Making the distinction

So who qualifies as poor? This point is where microfinancing becomes more contentious. The poor are not an easily identifiable group. However, different levels of poverty are clearly visible to those who care to delve further. Whilst the so-called "entrepreneurial poor" stand to benefit from microfinance loans, it's clearly unsustainable to lend to those so destitute that they have no chance of repaying the loan. Most MFIs impose a cut-off level of wealth to ensure that only those regarded as truly deprived are eligible.

At a quick glance, the achievements of microfinance in aiding this section of society are impressive. Grameen Bank has disbursed more than £5 billion in unsecured loans to some of the poorest people in the world. Combined with a 98 per cent repayment rate, it's not hard to see why so many have claimed microfinance has lifted them out of the cycle of poverty. The success of Grameen Bank has been credited with triggering the explosive rise of microfinancing. There are now over 7000 microfinance institutions worldwide, many imitating the Grameen Bank model. However, good repayment rates don't necessarily equal self-sufficiency, and the lack of transparent and comprehensive studies undertaken on the impact of microfinance is a cause for concern among some.

Harsh Reality

While its pioneers expound microfinance's altruistic aims and present it as an unambiguous success story, there are those who argue that beyond the hype, microfinance has in reality changed little for the lives of the poor. Economic consultant Milford Bateman has been an outspoken critic of microfinance, blasting it in his recent book Why Doesn't Microfinance Work? Bateman points to new studies that show that over 80 per cent of microfinance is being used for consumptive credit and creates almost no new businesses, dismissing the romantic "rags-to-riches through enterprise" idealism that initially captured the public's imagination.
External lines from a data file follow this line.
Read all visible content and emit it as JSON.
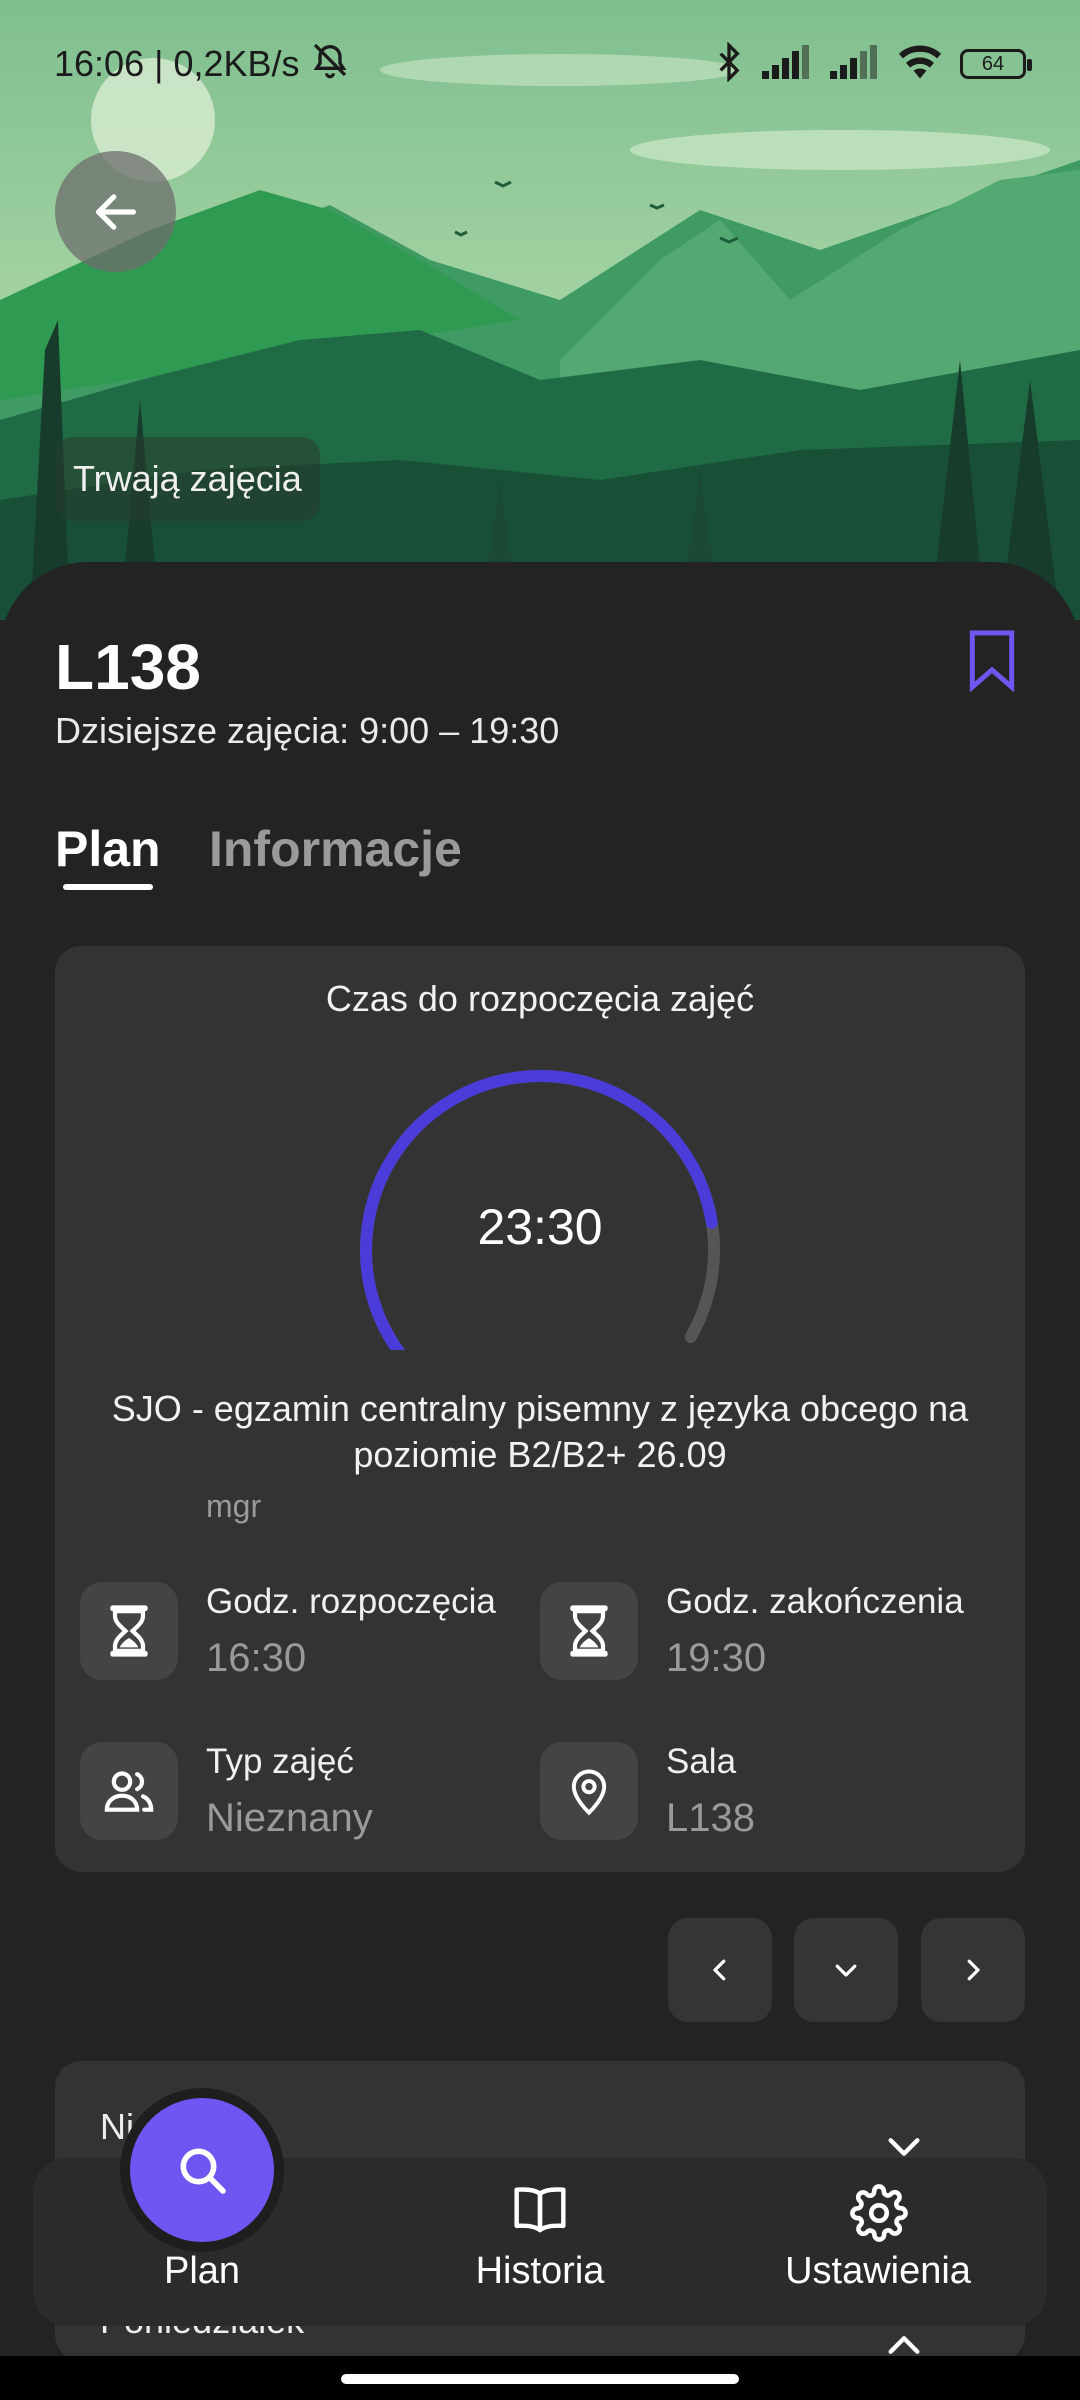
{
  "status_bar": {
    "time_speed": "16:06 | 0,2KB/s",
    "battery": "64"
  },
  "hero": {
    "status_chip": "Trwają zajęcia"
  },
  "room": {
    "title": "L138",
    "today_label": "Dzisiejsze zajęcia: 9:00 – 19:30"
  },
  "tabs": [
    {
      "label": "Plan",
      "active": true
    },
    {
      "label": "Informacje",
      "active": false
    }
  ],
  "card": {
    "heading": "Czas do rozpoczęcia zajęć",
    "countdown": "23:30",
    "progress": 0.85,
    "course_title": "SJO - egzamin centralny pisemny z języka obcego na poziomie B2/B2+ 26.09",
    "teacher": "mgr",
    "start_label": "Godz. rozpoczęcia",
    "start_value": "16:30",
    "end_label": "Godz. zakończenia",
    "end_value": "19:30",
    "type_label": "Typ zajęć",
    "type_value": "Nieznany",
    "room_label": "Sala",
    "room_value": "L138"
  },
  "second_card": {
    "line1": "Ni",
    "line2": "Poniedziałek"
  },
  "bottom_nav": {
    "plan": "Plan",
    "history": "Historia",
    "settings": "Ustawienia"
  },
  "colors": {
    "accent": "#7155f2",
    "gauge_progress": "#4b3bd8",
    "gauge_track": "#555555",
    "card_bg": "#333333",
    "page_bg": "#232323"
  }
}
Bateman goes so far as to suggest that microfinance could in fact be holding back developing nations' economies by promoting micro-enterprises that rarely grow beyond one person firms, restraining the development of proper industrial infrastructure.

Although long-term studies of microfinance's impact are lacking, the picture that emerges so far is one of people simply getting by, rather than escaping the clutches of poverty. Perhaps this isn't so surprising. After all, why should the simple extension of financial services suddenly provide the cure for poverty? Given that credit has the capacity to drag those who use it unwisely into cycles of deprivation, probably it's excessively optimistic to imagine that it could also be used to escape the very same fate.

But despite its detractors, it seems fair to say that microfinance has certainly improved the quality of life of millions of the world's poorest, even if just by providing them with access to low interest credit to escape the worst ravages of day-to-day poverty and misfortune. However, those looking for a magical development solution will be disappointed; microfinance may alleviate poverty to some extent, but it's unlikely to transform developing nations into industrial superpowers.

What is microfinance?

The provision of small loans and other financial services to low-income consumers - not just via credit, but also savings, insurance and other financial products.

Traditionally, this portion of society has been overlooked by the financial sector because the costs of managing these services to a client are largely fixed; it costs 100 times as much for banks to lend £1000 to 100 clients as it does to lend one client £100,000, yet the total revenue from both loans remains roughly the same to the bank, leaving little financial incentive to loan money to clients with little or no income.

In addition, the lack of collateral and previous lending history makes low-income clients a more risky prospect to potential mainstream creditors.